Lastly, while I wouldn’t claim it had an influence on my poetics, Thor: Ragnarok became my go-to-feel-good movie during rough times and the crunch of MFA applications. I’ve probably genuinely watched that movie more times than any other movie on earth. Like, at least fifty times. I can’t even watch it anymore. It stopped being funny. Which is sort of sad to me, in a small and strange way.
How has the pandemic altered the debut process of this collection? Anything you are looking forward to when everything returns in-person?
As a disabled poet, debut aside, the COVID-19 pandemic has been a complicated period. There is so much precarity, for myself, and for all disabled people (and trans people) caught up in the medico-industrial complex. Where pursuing continued care also means potential risk.
At the same time, it has been wonderful to see all the new digital spaces emerging in the literary world, many of which are slowly integrating accessibility features such as reading copies of writers’ work, CART captioning, and ASL interpretation. One week in July, I was able to attend three events in four days. Something that, had I done it in-person, would have left me in severe pain, possibly struggling to stand.
Yet, these events also serve as a reminder that this kind of accessibility was always possible, despite what disabled writers have been repeatedly told. I sincerely hope that when there is a vaccine and in-person events become more commonplace again, these same organizations don’t forget about the frameworks they created, and that accessibility for disabled people isn’t abandoned the moment it becomes less convenient. That large conferences like AWP reflect on, and reckon with, their history of ableism and make major shifts in how they operate. That when people talk about things going “back to normal” they don’t forget who the old normal harmed and excluded.
With all that said, selfishly, the thing that I’m maybe looking forward to most, once in-person events are safe, is the chance tour with this book and to attend all the fellowships and residencies that were delayed due to COVID-19. For all the joys involved in this process, there is, in some ways, a withholding of other joys. One of the many beauties of releasing a book is the chance to travel and spend time with friends, mentors, and poets who I might not otherwise be able to. The knowledge that my poems might carry me across that physical distance. This possibility hasn’t vanished but is—for now—more distant.
What’s your one sentence piece of advice for poets currently putting a collection together?
When organizing the poems in your collection, be attentive to the relationships between first and last lines—of poems, of sections, of the book itself—and how they can be used to shape our journey through the collection.

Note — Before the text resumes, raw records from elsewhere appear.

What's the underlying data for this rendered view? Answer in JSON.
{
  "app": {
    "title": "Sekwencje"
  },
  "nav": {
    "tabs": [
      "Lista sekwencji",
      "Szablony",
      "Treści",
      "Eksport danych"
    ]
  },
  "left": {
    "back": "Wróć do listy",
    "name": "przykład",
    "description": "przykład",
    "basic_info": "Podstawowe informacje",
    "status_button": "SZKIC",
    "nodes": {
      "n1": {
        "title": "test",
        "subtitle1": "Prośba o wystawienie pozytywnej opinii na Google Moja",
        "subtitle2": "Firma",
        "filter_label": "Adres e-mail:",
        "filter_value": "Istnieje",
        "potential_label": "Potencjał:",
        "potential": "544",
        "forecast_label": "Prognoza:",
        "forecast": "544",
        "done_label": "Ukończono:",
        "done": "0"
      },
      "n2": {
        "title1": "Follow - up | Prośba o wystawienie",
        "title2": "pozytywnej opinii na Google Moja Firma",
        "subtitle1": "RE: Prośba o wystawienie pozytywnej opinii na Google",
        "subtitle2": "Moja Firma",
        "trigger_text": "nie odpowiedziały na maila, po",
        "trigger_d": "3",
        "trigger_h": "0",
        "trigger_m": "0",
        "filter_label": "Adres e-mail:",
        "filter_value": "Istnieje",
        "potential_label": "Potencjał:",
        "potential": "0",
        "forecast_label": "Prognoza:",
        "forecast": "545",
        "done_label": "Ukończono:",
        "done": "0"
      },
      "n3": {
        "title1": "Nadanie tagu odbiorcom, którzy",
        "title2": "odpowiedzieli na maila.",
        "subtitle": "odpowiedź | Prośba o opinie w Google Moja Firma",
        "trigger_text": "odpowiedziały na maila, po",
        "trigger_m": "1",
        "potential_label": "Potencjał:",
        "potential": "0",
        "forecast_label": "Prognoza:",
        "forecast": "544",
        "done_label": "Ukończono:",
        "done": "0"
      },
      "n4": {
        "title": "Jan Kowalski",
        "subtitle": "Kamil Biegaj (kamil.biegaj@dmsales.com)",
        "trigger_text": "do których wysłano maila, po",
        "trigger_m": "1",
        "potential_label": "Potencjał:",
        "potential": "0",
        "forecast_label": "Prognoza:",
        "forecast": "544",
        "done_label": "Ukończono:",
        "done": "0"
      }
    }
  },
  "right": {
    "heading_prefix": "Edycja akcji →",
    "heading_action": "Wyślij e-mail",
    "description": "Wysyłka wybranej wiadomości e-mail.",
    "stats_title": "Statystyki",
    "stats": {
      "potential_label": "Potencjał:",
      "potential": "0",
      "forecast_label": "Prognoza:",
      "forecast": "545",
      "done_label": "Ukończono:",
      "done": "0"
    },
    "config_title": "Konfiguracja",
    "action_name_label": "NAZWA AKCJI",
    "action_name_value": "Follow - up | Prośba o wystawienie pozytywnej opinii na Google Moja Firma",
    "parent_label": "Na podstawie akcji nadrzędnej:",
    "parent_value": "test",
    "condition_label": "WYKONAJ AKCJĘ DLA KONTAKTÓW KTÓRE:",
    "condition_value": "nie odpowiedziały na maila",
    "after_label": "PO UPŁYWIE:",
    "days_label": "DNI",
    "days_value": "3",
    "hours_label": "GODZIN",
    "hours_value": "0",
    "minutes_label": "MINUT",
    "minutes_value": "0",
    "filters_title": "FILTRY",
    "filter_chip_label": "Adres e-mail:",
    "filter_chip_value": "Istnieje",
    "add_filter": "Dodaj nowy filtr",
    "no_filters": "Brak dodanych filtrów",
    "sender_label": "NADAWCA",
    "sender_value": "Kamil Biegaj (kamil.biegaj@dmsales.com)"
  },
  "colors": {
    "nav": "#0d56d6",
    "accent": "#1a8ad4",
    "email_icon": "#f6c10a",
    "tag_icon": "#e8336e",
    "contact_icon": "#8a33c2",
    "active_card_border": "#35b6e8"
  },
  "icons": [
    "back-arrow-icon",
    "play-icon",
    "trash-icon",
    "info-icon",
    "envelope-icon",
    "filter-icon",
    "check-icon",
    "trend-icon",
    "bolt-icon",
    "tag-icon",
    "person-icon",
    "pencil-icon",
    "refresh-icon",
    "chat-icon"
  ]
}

torrin a. greathouse is a transgender cripple-punk and MFA candidate at the University of Minnesota.
You can find her collection here.